Black Hawk County

Cpl. Homer G. Harper




Homer Harper Ruled Dead

Mrs. Clara Harper, 426 Manhard street, received word in a war department letter Friday that her son, Cpl. Homer G. Harper, missing in action since June 26, 1943, has been officially declared dead as there was “no evidence of his survival.”

The B-17 of which Harper was a crew member left Port Moresby on a bombing mission over Rabaul and was never heard from after the takeoff.

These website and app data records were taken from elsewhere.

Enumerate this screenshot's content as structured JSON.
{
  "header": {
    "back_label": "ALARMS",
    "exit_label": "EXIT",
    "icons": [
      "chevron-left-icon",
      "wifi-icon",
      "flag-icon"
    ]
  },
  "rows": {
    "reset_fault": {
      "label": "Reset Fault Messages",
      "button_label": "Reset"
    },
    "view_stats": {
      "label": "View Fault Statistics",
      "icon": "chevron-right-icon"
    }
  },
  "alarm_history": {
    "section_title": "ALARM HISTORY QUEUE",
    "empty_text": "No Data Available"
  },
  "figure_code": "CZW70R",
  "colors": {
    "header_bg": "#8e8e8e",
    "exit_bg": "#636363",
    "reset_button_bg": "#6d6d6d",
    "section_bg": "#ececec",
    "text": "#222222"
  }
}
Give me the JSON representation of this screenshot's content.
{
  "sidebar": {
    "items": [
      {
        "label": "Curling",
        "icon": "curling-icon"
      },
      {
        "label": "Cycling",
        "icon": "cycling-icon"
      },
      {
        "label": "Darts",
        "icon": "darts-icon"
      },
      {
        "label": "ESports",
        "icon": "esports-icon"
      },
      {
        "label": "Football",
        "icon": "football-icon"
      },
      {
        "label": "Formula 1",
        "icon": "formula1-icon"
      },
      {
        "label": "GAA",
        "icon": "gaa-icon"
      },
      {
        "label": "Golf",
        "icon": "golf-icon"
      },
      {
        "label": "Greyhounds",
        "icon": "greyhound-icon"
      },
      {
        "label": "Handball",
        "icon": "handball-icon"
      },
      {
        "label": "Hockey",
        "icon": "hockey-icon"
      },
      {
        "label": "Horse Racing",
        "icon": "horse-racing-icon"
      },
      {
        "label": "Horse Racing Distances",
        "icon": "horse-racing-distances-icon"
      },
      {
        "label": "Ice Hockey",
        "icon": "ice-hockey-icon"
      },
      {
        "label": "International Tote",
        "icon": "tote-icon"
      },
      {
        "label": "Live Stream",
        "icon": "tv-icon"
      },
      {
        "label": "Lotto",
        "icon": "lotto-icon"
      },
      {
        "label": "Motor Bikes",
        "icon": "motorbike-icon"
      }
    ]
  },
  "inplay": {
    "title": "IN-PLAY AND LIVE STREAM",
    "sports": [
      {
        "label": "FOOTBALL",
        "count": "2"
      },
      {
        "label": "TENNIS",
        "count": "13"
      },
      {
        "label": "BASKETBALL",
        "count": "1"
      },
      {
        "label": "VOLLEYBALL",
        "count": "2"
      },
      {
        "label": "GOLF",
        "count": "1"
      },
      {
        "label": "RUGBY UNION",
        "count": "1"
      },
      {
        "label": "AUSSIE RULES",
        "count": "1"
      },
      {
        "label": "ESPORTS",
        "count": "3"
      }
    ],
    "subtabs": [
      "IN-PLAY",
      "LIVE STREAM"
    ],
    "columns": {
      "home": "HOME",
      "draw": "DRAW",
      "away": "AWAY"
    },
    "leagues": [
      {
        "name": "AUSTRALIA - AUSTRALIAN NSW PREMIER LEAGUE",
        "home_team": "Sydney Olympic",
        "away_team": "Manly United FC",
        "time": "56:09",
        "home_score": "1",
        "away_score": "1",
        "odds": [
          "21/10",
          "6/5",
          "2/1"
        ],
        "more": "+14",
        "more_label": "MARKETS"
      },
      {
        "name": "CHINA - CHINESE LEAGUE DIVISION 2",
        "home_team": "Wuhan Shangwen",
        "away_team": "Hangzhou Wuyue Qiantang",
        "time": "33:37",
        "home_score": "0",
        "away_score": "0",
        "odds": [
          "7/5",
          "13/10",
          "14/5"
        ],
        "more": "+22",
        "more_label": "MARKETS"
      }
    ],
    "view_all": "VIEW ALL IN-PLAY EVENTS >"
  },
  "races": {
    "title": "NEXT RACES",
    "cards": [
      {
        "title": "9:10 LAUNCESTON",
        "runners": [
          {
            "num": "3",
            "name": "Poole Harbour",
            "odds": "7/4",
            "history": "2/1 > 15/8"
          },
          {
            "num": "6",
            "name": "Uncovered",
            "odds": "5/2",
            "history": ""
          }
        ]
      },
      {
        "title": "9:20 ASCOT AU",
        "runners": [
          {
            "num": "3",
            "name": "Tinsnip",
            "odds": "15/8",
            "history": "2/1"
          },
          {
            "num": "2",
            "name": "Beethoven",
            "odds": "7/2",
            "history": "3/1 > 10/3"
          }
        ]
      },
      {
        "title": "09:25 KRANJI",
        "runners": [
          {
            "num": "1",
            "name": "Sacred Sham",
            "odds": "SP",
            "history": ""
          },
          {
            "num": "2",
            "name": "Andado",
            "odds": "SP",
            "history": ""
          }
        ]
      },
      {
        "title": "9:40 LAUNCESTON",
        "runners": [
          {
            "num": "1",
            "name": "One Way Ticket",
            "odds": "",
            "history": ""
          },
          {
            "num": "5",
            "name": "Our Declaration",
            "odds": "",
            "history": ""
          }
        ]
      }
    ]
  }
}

Harper was inducted on Jan. 14, 1942, and had gone overseas two months later. He had participated in the Coral sea battle in his first major engagement and had twice been wounded in action. He was based in New Guinea during most of his overseas service.

Homer G. Harper was born Feb. 1, 1920, in Waterloo, and attended St. John’s school and East high school. He had married Berniece Rutter on Aug. 31, 1937, and was employed by the Rath Packing Co. in the maintenance department at the time of his enlistment.

His wife, Mrs. Vernal Wilkinson, who has remarried in the interval since the “missing in action” report was received, and one daughter, Sonja Kay, 7, survive.

Other survivors include his mother; one brother, George J., Dangerfield, Tex.; and three sisters, Mrs. G. R. McConeghey, Randalia; and Mrs. M. A. Buckles and Mrs. William D. Fike, both of Waterloo.

Source: Waterloo Daily Courier, Waterloo, Iowa, Friday, January 18, 1946, Page 5

Plan Rites for Homer G. Harper

Military funeral services for Cpl. Homer G. Harper, son of Mrs. Clara Harper, 426 Manhard street, who was killed in action during World war II, will be conducted at 10:30 a. m. next Wednesday at the national cemetery at Jefferson Barracks, Mo. Burial will be there.

Corporal Harper was declared killed in action by the war department on June 15, 1948, after his body was found with those of eight other crew members of an air force bomber on Gazelle Peninsula, New Britain. Natives had buried the bodies.

He had been declared missing in action on June 26, 1943, and declared dead on Jan. 8, 1946.

He was born on Feb. 1, 1929, in Waterloo. He attended St. John’s school and East high school. He married Berniece Rutter on Aug. 31, 1937.

Surviving are his mother, his former wife, Mrs. Vernal Wilkinson, 545 West Parker street, a daughter, Sonja Kay, at home; a brother, George J., 620 ½ Kirkwood avenue; and three sisters, Mr. G. R. McConeghey, 613 Falls avenue, Ms. M. A. Buckles, 714 Hanna boulevard, and Mrs. William D. Fike, 219 Western avenue.

He was preceded in death by his father.

Source: Waterloo Daily Courier, Waterloo, Iowa, Thursday, March 16, 1950, Section Two, Page 15

NOTE: Cpl. Homer D. Harper was interred at Jefferson Barracks National Cemetery, Section 78, Site 983B with members of his crew: TSgt John J. Barry, TSgt. Rodney J. Edwards, Capt. Donald D. McLachran, Sgt. Otto Russell, Capt. John S. Scott, 1st Lt. Mortimer K. Smith Jr. and Sgt. Ralph H. Thomas. ~